- The Ever Given has passed a technical inspection allowing it to proceed up the Suez Canal.
- However, it still can’t move from its current position because Egypt has impounded it.
- Officials are seeking a reported $900 million in damages for the ship’s 6-day grounding.
- See more stories on Insider’s business page.
The Ever Given has been given a technical all-clear to sail up the Suez Canal, but cannot proceed because Egypt has seized the ship while it demands a huge payout.
The ship’s technical manager Bernhard Schulte Shipmanagement (BSM) said in a statement Wednesday that following “thorough inspections” by the American Bureau of Shipping, the Ever Given “has been declared suitable for onward passage” to Port Said, the port city at the canal’s northern end.
From there, the ship “will be assessed again before departing for Rotterdam,” BSM said. Rotterdam, in the Netherlands, is home to Europe’s biggest port and is the Ever Given’s original destination.
However, for now the ship is due to stay anchored in the Suez Canal’s Great Bitter Lake for the foreseeable future, because it was impounded by the Egyptian government on Tuesday.
Egypt’s Suez Canal Authority (SCA) is seeking up to a reported $900 million in damages for the chaos caused by the ship’s grounding.
Between March 23 and 29, traffic was completely blocked after the Ever Given’s bow and stern became lodged in the banks of the canal, holding up around 400 ships.

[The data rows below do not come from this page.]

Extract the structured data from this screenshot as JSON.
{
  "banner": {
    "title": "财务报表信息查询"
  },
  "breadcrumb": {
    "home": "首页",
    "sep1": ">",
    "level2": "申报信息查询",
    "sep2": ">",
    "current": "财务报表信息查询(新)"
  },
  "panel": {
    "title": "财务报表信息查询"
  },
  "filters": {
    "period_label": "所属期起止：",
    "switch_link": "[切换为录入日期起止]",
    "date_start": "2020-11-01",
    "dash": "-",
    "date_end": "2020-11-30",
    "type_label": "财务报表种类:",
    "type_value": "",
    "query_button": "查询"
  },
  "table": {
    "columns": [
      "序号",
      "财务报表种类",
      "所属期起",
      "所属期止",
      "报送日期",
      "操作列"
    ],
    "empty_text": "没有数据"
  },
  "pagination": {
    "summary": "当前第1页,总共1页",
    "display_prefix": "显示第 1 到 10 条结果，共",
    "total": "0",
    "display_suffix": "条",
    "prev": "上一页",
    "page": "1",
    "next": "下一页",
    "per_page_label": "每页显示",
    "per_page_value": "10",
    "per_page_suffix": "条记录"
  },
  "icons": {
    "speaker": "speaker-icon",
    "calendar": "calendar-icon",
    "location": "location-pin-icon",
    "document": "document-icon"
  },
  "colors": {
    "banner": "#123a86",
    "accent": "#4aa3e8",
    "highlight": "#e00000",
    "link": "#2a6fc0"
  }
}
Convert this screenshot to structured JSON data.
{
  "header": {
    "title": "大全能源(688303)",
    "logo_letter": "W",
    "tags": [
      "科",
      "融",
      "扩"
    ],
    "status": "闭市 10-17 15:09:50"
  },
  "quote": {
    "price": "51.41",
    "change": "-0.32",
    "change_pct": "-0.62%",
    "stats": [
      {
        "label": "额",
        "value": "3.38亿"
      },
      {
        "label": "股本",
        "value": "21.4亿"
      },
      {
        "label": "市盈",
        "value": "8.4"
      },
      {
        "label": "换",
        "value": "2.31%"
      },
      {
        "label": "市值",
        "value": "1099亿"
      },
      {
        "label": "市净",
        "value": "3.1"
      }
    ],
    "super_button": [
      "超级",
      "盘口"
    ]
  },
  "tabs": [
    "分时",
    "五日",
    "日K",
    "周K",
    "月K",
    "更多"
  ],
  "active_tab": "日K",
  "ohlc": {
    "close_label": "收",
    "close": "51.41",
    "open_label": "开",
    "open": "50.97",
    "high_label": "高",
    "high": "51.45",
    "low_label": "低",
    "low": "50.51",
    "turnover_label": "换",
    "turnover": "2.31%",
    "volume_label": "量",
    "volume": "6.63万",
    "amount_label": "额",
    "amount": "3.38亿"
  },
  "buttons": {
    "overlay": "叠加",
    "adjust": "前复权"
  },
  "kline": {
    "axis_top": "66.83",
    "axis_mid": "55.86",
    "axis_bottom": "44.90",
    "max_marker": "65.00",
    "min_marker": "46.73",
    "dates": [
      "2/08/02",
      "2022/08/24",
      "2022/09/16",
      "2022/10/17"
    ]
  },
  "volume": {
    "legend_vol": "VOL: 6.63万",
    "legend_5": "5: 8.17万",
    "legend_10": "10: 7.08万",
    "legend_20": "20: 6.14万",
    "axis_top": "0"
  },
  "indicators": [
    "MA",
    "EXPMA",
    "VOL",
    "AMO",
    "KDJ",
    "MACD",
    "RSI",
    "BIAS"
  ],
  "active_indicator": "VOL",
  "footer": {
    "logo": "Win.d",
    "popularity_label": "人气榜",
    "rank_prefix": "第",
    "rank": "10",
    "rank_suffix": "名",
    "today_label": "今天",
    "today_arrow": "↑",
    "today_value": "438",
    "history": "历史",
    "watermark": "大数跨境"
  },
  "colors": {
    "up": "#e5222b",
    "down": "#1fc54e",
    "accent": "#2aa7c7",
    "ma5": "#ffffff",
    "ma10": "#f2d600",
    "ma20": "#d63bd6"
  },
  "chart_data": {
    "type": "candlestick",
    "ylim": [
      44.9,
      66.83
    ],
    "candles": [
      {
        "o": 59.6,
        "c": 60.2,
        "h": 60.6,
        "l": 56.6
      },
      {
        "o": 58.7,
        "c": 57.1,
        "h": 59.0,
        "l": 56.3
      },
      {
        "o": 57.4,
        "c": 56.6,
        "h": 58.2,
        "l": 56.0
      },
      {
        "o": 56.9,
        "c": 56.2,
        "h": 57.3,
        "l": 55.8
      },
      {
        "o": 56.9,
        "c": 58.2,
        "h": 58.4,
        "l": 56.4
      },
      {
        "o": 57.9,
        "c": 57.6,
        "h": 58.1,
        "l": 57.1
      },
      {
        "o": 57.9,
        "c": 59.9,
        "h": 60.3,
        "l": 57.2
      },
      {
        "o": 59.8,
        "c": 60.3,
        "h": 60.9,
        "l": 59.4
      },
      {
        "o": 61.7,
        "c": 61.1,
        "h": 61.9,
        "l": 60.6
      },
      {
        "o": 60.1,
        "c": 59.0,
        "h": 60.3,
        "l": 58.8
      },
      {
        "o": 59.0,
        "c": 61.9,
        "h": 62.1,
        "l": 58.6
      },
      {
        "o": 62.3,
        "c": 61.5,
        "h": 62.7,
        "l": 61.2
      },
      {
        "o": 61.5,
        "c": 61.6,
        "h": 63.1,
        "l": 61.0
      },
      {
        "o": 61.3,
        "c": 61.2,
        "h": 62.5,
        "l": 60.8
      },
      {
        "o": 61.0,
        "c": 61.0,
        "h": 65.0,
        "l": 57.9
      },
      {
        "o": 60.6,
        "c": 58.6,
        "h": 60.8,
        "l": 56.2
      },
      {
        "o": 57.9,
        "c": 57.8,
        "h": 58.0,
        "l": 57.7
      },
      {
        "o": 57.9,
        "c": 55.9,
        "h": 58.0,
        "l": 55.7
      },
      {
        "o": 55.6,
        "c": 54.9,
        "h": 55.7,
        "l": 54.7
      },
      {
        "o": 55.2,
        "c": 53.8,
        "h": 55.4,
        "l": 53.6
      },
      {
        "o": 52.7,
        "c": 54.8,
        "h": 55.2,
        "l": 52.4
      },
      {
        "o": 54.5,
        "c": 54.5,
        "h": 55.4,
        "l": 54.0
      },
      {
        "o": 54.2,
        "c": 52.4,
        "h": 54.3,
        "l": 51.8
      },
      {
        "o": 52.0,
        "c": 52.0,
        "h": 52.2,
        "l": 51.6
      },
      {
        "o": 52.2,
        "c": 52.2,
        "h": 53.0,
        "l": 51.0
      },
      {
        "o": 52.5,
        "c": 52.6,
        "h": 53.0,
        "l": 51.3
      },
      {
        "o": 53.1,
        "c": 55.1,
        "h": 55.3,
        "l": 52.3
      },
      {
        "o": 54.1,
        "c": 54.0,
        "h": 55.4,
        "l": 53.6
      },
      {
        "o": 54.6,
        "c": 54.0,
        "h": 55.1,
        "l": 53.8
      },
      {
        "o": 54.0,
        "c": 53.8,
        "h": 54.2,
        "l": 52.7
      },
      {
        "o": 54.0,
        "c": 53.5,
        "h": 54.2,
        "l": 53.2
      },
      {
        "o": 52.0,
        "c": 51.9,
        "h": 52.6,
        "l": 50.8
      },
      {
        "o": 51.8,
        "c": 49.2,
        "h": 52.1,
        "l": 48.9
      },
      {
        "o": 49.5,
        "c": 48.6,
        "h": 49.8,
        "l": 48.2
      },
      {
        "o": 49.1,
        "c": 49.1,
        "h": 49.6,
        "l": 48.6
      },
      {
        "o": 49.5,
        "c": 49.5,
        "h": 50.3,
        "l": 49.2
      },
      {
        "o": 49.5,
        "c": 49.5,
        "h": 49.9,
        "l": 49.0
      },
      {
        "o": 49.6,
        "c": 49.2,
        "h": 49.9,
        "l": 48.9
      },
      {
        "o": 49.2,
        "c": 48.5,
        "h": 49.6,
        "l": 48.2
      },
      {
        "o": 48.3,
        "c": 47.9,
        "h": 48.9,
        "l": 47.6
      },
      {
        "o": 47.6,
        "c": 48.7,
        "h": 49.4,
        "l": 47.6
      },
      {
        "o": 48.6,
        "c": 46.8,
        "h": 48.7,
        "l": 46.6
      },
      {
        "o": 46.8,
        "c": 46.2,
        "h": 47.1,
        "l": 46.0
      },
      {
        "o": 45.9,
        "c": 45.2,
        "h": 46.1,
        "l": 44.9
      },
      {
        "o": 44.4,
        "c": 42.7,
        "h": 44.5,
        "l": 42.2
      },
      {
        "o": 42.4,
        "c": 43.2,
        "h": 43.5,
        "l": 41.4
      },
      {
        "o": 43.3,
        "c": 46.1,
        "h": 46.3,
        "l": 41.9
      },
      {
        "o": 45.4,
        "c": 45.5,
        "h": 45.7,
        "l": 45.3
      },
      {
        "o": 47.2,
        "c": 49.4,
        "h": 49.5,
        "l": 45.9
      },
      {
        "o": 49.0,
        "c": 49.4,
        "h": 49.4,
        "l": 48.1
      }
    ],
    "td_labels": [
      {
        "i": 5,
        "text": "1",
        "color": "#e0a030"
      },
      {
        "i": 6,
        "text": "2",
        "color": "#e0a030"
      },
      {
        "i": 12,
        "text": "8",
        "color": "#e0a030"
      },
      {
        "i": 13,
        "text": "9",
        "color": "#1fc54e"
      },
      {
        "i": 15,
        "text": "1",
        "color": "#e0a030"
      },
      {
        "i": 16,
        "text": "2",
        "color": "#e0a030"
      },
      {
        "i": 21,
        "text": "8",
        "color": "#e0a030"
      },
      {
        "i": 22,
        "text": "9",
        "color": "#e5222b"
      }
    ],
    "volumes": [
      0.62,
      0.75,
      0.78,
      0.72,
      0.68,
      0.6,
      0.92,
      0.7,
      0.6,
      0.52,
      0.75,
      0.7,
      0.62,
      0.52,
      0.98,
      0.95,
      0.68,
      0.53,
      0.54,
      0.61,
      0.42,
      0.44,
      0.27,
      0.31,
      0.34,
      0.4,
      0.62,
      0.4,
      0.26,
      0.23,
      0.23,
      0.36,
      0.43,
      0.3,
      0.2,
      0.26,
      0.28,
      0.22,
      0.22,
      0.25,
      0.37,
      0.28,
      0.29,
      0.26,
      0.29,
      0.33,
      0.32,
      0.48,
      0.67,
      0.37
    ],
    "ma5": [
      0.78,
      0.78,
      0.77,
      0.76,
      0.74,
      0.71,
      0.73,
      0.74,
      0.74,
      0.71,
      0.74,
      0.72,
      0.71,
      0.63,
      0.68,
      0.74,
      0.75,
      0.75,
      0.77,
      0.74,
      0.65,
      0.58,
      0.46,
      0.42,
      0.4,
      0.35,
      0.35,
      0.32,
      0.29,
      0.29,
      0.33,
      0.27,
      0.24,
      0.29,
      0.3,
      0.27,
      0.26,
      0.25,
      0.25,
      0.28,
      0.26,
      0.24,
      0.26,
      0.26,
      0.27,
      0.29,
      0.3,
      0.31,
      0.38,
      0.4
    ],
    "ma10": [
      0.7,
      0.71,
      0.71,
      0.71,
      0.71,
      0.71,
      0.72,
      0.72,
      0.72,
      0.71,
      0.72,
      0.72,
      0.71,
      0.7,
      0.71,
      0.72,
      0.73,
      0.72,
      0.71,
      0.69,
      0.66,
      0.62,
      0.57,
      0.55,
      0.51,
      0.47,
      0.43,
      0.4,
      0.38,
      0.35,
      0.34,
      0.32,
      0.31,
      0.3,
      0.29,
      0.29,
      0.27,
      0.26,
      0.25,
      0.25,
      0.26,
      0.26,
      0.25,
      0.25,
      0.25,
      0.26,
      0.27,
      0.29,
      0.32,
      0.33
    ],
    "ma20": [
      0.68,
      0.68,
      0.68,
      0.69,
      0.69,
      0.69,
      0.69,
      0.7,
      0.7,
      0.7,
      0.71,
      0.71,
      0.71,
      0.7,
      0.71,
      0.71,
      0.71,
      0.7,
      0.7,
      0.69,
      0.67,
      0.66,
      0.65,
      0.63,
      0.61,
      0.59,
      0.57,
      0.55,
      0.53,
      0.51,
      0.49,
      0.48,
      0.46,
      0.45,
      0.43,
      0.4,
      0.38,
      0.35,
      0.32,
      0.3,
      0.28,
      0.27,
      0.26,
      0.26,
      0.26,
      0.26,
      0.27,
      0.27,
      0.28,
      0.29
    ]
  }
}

Following a huge, six-day effort the ship was freed and moved to the Great Bitter Lake – a large artificial body of water that divides the northern and southern ends of the canal – where it remained as of Wednesday.
The SCA denied any responsibility for the accident, with its chief Lt. Gen. Ossama Rabie telling state-run TV Tuesday that “of course,” the ship’s owners were at fault, The Guardian reported.
The SCA’s investigation into the accident is due to conclude Thursday, the paper reported.
In early April, the ship’s owners Shoei Kisen Kaisha filed a “general average” claim, which would share any costs between the ship’s insurers and the owners of its cargo.
BSM’s CEO Ian Beveridge said that the impounding decision was “extremely disappointing.”
“From the outset, BSM and the crew on board have cooperated fully with all authorities,” he said.
The SCA has had the Ever Given’s data recorder – the equivalent of an airplane black box – since at least March 29, Lloyd’s List reported.
The ship’s 25-strong crew of Indian nationals are all in good health on board, BSM’s statement added, praising their professionalism.
Abdulgani Serang, the head of the National Union of Seafarers in India, told Insider Tuesday that the crew members are being treated well and continue to be paid.
Business Insider Emails & Alerts
Site highlights each day to your inbox.